(Problem statement):
Nothing but the records beneath, reproduced exactly, should appear in the answer.

(Material for this exercise):
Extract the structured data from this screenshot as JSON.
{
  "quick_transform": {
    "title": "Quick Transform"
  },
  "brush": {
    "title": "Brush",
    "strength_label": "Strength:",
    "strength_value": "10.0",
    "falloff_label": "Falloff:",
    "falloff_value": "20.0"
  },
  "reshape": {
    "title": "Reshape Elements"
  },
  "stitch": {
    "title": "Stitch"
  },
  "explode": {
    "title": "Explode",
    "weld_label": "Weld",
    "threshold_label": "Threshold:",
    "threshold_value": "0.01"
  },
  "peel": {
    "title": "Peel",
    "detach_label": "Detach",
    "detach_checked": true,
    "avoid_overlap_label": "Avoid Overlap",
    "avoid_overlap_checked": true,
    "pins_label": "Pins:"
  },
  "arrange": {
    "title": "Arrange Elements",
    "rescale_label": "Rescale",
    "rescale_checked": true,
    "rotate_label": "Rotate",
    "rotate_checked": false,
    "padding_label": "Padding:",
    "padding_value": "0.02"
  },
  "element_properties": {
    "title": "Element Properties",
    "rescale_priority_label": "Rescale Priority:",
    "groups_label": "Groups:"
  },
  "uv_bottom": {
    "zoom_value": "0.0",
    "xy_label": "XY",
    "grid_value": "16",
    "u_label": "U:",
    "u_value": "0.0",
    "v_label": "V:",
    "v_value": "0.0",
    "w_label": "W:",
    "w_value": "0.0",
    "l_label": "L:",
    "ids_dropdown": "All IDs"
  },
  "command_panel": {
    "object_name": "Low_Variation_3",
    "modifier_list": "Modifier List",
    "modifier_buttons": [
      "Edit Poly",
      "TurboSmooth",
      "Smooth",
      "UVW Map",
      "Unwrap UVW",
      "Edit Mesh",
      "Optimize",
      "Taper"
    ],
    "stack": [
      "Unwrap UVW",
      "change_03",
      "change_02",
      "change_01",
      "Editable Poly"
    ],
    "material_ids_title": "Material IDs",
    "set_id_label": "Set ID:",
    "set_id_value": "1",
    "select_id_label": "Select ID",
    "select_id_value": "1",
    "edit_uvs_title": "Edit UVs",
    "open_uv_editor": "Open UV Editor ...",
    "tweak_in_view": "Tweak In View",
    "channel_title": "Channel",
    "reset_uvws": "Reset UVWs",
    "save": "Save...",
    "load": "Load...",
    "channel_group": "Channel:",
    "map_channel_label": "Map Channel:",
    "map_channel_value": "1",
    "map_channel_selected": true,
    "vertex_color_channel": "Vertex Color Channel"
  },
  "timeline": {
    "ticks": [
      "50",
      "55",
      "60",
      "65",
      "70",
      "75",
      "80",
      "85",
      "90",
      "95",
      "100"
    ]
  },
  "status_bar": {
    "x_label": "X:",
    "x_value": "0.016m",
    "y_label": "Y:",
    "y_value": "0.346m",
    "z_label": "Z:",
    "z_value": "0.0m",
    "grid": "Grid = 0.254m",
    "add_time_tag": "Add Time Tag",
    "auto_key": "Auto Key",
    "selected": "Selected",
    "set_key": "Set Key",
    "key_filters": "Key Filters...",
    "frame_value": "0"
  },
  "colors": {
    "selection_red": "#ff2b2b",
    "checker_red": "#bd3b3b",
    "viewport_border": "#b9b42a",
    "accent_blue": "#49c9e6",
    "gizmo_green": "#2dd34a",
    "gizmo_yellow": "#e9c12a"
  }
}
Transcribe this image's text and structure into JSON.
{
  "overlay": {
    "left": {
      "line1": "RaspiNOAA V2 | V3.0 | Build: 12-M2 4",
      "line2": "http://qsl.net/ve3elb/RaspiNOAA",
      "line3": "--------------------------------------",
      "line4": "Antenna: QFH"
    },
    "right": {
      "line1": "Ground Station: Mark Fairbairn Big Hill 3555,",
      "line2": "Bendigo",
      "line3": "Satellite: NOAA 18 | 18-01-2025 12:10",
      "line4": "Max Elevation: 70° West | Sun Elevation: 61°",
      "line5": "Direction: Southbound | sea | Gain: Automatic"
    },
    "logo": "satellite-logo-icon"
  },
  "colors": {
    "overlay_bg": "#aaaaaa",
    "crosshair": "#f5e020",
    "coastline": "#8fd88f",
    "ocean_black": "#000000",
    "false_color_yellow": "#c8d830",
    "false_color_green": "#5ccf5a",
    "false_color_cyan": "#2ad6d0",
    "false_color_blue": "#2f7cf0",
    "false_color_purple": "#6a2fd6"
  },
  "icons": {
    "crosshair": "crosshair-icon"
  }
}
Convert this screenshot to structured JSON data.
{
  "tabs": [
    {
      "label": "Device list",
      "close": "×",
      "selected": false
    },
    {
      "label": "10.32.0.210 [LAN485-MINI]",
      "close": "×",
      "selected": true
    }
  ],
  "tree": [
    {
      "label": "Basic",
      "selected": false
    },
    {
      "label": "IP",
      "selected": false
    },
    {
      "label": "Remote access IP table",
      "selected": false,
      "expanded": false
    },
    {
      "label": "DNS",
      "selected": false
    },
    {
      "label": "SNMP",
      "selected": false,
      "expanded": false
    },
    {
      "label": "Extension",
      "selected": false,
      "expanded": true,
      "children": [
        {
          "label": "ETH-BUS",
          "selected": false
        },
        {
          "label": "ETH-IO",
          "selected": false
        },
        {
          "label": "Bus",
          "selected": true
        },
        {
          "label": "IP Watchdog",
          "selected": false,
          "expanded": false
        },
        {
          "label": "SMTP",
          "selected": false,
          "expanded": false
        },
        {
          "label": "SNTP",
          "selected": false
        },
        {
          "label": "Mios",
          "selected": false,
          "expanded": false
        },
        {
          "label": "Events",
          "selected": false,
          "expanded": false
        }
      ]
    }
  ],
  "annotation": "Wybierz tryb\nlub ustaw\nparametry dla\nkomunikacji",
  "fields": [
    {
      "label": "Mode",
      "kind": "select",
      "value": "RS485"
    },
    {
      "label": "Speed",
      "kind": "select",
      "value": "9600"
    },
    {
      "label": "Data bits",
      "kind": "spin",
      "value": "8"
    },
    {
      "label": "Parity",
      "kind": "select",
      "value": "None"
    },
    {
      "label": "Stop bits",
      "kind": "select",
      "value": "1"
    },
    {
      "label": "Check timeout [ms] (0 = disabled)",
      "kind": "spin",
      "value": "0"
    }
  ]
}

(Reply):
Extract the structured data from this screenshot as JSON.
{
  "quick_transform": {
    "title": "Quick Transform"
  },
  "brush": {
    "title": "Brush",
    "strength_label": "Strength:",
    "strength_value": "10.0",
    "falloff_label": "Falloff:",
    "falloff_value": "20.0"
  },
  "reshape": {
    "title": "Reshape Elements"
  },
  "stitch": {
    "title": "Stitch"
  },
  "explode": {
    "title": "Explode",
    "weld_label": "Weld",
    "threshold_label": "Threshold:",
    "threshold_value": "0.01"
  },
  "peel": {
    "title": "Peel",
    "detach_label": "Detach",
    "detach_checked": true,
    "avoid_overlap_label": "Avoid Overlap",
    "avoid_overlap_checked": true,
    "pins_label": "Pins:"
  },
  "arrange": {
    "title": "Arrange Elements",
    "rescale_label": "Rescale",
    "rescale_checked": true,
    "rotate_label": "Rotate",
    "rotate_checked": false,
    "padding_label": "Padding:",
    "padding_value": "0.02"
  },
  "element_properties": {
    "title": "Element Properties",
    "rescale_priority_label": "Rescale Priority:",
    "groups_label": "Groups:"
  },
  "uv_bottom": {
    "zoom_value": "0.0",
    "xy_label": "XY",
    "grid_value": "16",
    "u_label": "U:",
    "u_value": "0.0",
    "v_label": "V:",
    "v_value": "0.0",
    "w_label": "W:",
    "w_value": "0.0",
    "l_label": "L:",
    "ids_dropdown": "All IDs"
  },
  "command_panel": {
    "object_name": "Low_Variation_3",
    "modifier_list": "Modifier List",
    "modifier_buttons": [
      "Edit Poly",
      "TurboSmooth",
      "Smooth",
      "UVW Map",
      "Unwrap UVW",
      "Edit Mesh",
      "Optimize",
      "Taper"
    ],
    "stack": [
      "Unwrap UVW",
      "change_03",
      "change_02",
      "change_01",
      "Editable Poly"
    ],
    "material_ids_title": "Material IDs",
    "set_id_label": "Set ID:",
    "set_id_value": "1",
    "select_id_label": "Select ID",
    "select_id_value": "1",
    "edit_uvs_title": "Edit UVs",
    "open_uv_editor": "Open UV Editor ...",
    "tweak_in_view": "Tweak In View",
    "channel_title": "Channel",
    "reset_uvws": "Reset UVWs",
    "save": "Save...",
    "load": "Load...",
    "channel_group": "Channel:",
    "map_channel_label": "Map Channel:",
    "map_channel_value": "1",
    "map_channel_selected": true,
    "vertex_color_channel": "Vertex Color Channel"
  },
  "timeline": {
    "ticks": [
      "50",
      "55",
      "60",
      "65",
      "70",
      "75",
      "80",
      "85",
      "90",
      "95",
      "100"
    ]
  },
  "status_bar": {
    "x_label": "X:",
    "x_value": "0.016m",
    "y_label": "Y:",
    "y_value": "0.346m",
    "z_label": "Z:",
    "z_value": "0.0m",
    "grid": "Grid = 0.254m",
    "add_time_tag": "Add Time Tag",
    "auto_key": "Auto Key",
    "selected": "Selected",
    "set_key": "Set Key",
    "key_filters": "Key Filters...",
    "frame_value": "0"
  },
  "colors": {
    "selection_red": "#ff2b2b",
    "checker_red": "#bd3b3b",
    "viewport_border": "#b9b42a",
    "accent_blue": "#49c9e6",
    "gizmo_green": "#2dd34a",
    "gizmo_yellow": "#e9c12a"
  }
}
Transcribe this image's text and structure into JSON.
{
  "overlay": {
    "left": {
      "line1": "RaspiNOAA V2 | V3.0 | Build: 12-M2 4",
      "line2": "http://qsl.net/ve3elb/RaspiNOAA",
      "line3": "--------------------------------------",
      "line4": "Antenna: QFH"
    },
    "right": {
      "line1": "Ground Station: Mark Fairbairn Big Hill 3555,",
      "line2": "Bendigo",
      "line3": "Satellite: NOAA 18 | 18-01-2025 12:10",
      "line4": "Max Elevation: 70° West | Sun Elevation: 61°",
      "line5": "Direction: Southbound | sea | Gain: Automatic"
    },
    "logo": "satellite-logo-icon"
  },
  "colors": {
    "overlay_bg": "#aaaaaa",
    "crosshair": "#f5e020",
    "coastline": "#8fd88f",
    "ocean_black": "#000000",
    "false_color_yellow": "#c8d830",
    "false_color_green": "#5ccf5a",
    "false_color_cyan": "#2ad6d0",
    "false_color_blue": "#2f7cf0",
    "false_color_purple": "#6a2fd6"
  },
  "icons": {
    "crosshair": "crosshair-icon"
  }
}
Convert this screenshot to structured JSON data.
{
  "tabs": [
    {
      "label": "Device list",
      "close": "×",
      "selected": false
    },
    {
      "label": "10.32.0.210 [LAN485-MINI]",
      "close": "×",
      "selected": true
    }
  ],
  "tree": [
    {
      "label": "Basic",
      "selected": false
    },
    {
      "label": "IP",
      "selected": false
    },
    {
      "label": "Remote access IP table",
      "selected": false,
      "expanded": false
    },
    {
      "label": "DNS",
      "selected": false
    },
    {
      "label": "SNMP",
      "selected": false,
      "expanded": false
    },
    {
      "label": "Extension",
      "selected": false,
      "expanded": true,
      "children": [
        {
          "label": "ETH-BUS",
          "selected": false
        },
        {
          "label": "ETH-IO",
          "selected": false
        },
        {
          "label": "Bus",
          "selected": true
        },
        {
          "label": "IP Watchdog",
          "selected": false,
          "expanded": false
        },
        {
          "label": "SMTP",
          "selected": false,
          "expanded": false
        },
        {
          "label": "SNTP",
          "selected": false
        },
        {
          "label": "Mios",
          "selected": false,
          "expanded": false
        },
        {
          "label": "Events",
          "selected": false,
          "expanded": false
        }
      ]
    }
  ],
  "annotation": "Wybierz tryb\nlub ustaw\nparametry dla\nkomunikacji",
  "fields": [
    {
      "label": "Mode",
      "kind": "select",
      "value": "RS485"
    },
    {
      "label": "Speed",
      "kind": "select",
      "value": "9600"
    },
    {
      "label": "Data bits",
      "kind": "spin",
      "value": "8"
    },
    {
      "label": "Parity",
      "kind": "select",
      "value": "None"
    },
    {
      "label": "Stop bits",
      "kind": "select",
      "value": "1"
    },
    {
      "label": "Check timeout [ms] (0 = disabled)",
      "kind": "spin",
      "value": "0"
    }
  ]
}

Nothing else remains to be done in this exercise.